By Betty Gandee
Tornados and West Virginia are two things you don’t usually associate with one another, but severe weather roared through Clay County and surrounding areas on Monday, June 24. High winds uprooted several trees and left many laying on power lines, knocking out power to thousands and affecting more than 8,000 customers in West Virginia. As of Wednesday, most power was restored, although some stayed in the dark until late Thursday night.
In the aftermath of the severe storms, it was confirmed that an EF-1 tornado touched down in Alum Creek, WV and continued with 90+ mph winds for 11 miles. The width of this tornado was estimated to be 350 yards, while the path length was 11 miles. When the funnel cloud was spotted at the State Capitol in Charleston it was losing speed, and once it reached the Kanawha river it lost its tornado status. The high winds and force left many businesses in the Charleston area without power, causing them to shut their doors for the days to come.
The last confirmed tornado in WV was on June 22-23, 1944, only a day apart from the most recent, this one being named the 1944 Appalachians tornado outbreak, leaving 134 dead. The F-4 tornado touched down in Shinnston leaving 30 dead, two other intense tornados left 104 dead in WV at that time as well.
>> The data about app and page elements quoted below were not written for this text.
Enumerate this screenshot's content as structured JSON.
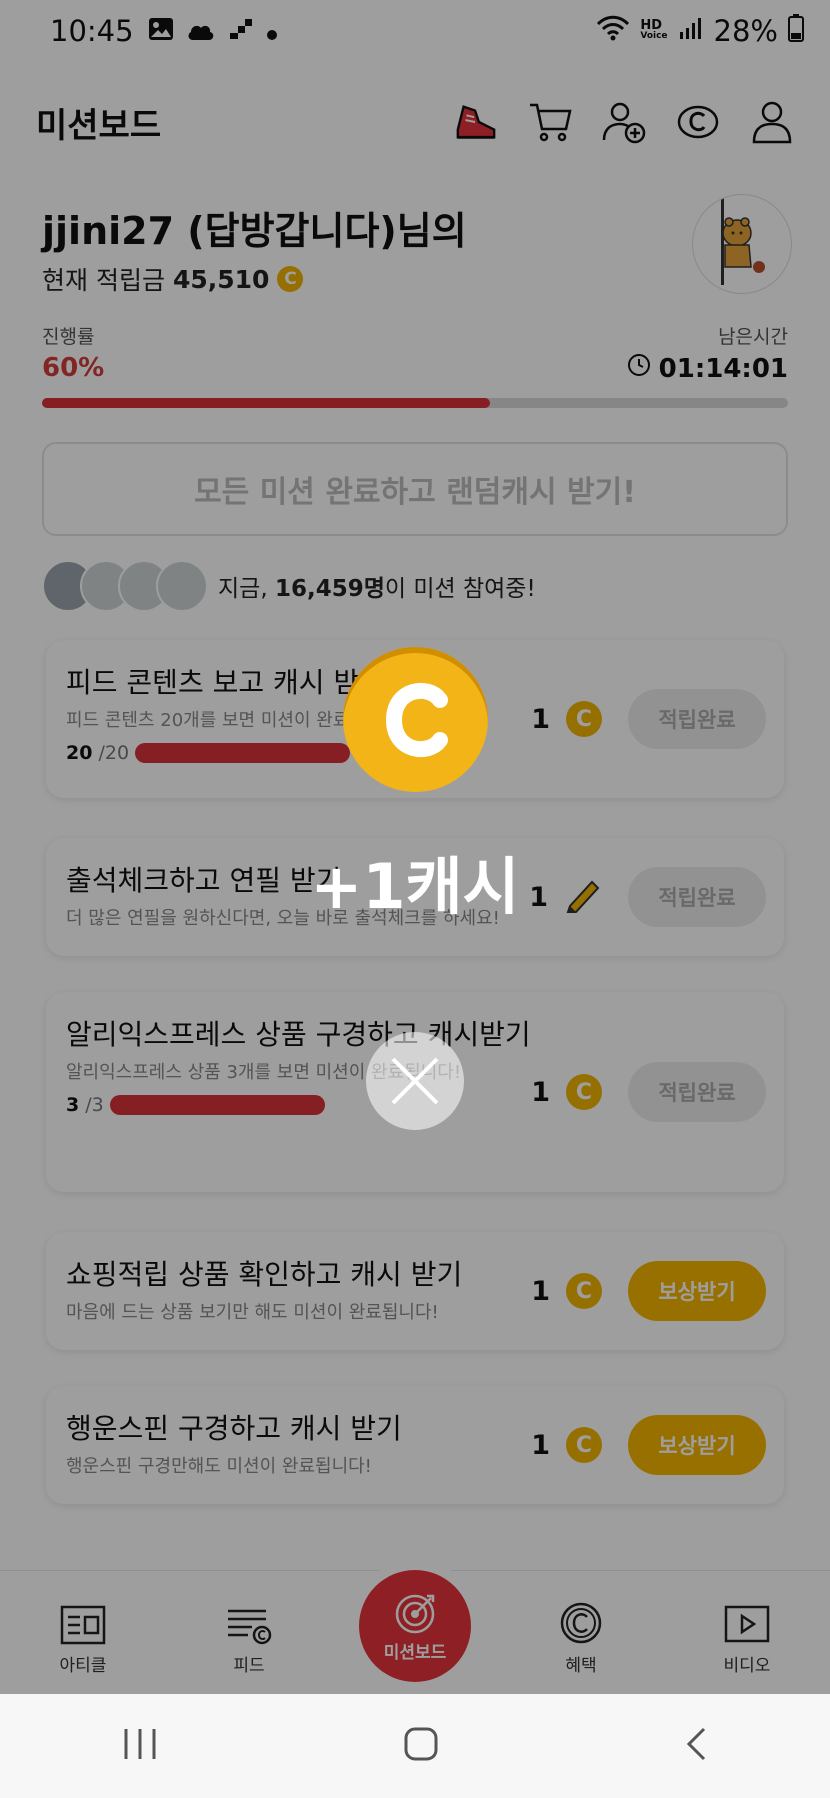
{
  "status_bar": {
    "time": "10:45",
    "battery": "28%",
    "network_label": "HD",
    "network_sub": "Voice",
    "left_icons": [
      "image-icon",
      "cloud-icon",
      "stairs-icon",
      "dot-icon"
    ],
    "right_icons": [
      "wifi-icon",
      "signal-icon",
      "battery-icon"
    ]
  },
  "header": {
    "title": "미션보드",
    "icons": [
      "sneaker-icon",
      "cart-icon",
      "add-friend-icon",
      "cash-c-icon",
      "profile-icon"
    ]
  },
  "profile": {
    "username": "jjini27 (답방갑니다)님의",
    "balance_label": "현재 적립금",
    "balance_value": "45,510",
    "coin_symbol": "C"
  },
  "progress": {
    "label": "진행률",
    "value": "60%",
    "fraction": 0.6,
    "time_label": "남은시간",
    "time_value": "01:14:01"
  },
  "all_missions_button": "모든 미션 완료하고 랜덤캐시 받기!",
  "participants": {
    "prefix": "지금, ",
    "count": "16,459명",
    "suffix": "이 미션 참여중!"
  },
  "missions": [
    {
      "title": "피드 콘텐츠 보고 캐시 받기",
      "subtitle": "피드 콘텐츠 20개를 보면 미션이 완료됩니다!",
      "progress_done": "20",
      "progress_total": "/20",
      "reward": "1",
      "reward_icon": "coin-icon",
      "button": "적립완료"
    },
    {
      "title": "출석체크하고 연필 받기",
      "subtitle": "더 많은 연필을 원하신다면, 오늘 바로 출석체크를 하세요!",
      "reward": "1",
      "reward_icon": "pencil-icon",
      "button": "적립완료"
    },
    {
      "title": "알리익스프레스 상품 구경하고 캐시받기",
      "subtitle": "알리익스프레스 상품 3개를 보면 미션이 완료됩니다!",
      "progress_done": "3",
      "progress_total": "/3",
      "reward": "1",
      "reward_icon": "coin-icon",
      "button": "적립완료"
    },
    {
      "title": "쇼핑적립 상품 확인하고 캐시 받기",
      "subtitle": "마음에 드는 상품 보기만 해도 미션이 완료됩니다!",
      "reward": "1",
      "reward_icon": "coin-icon",
      "button": "보상받기"
    },
    {
      "title": "행운스핀 구경하고 캐시 받기",
      "subtitle": "행운스핀 구경만해도 미션이 완료됩니다!",
      "reward": "1",
      "reward_icon": "coin-icon",
      "button": "보상받기"
    }
  ],
  "bottom_nav": {
    "items": [
      "아티클",
      "피드",
      "미션보드",
      "혜택",
      "비디오"
    ]
  },
  "overlay": {
    "reward_text": "+1캐시"
  },
  "colors": {
    "accent_red": "#d8323b",
    "coin_yellow": "#f3b418",
    "claim_yellow": "#f6b500"
  }
}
This outbreak left West Virginia, Pennsylvania, and Maryland with damage from theses storms.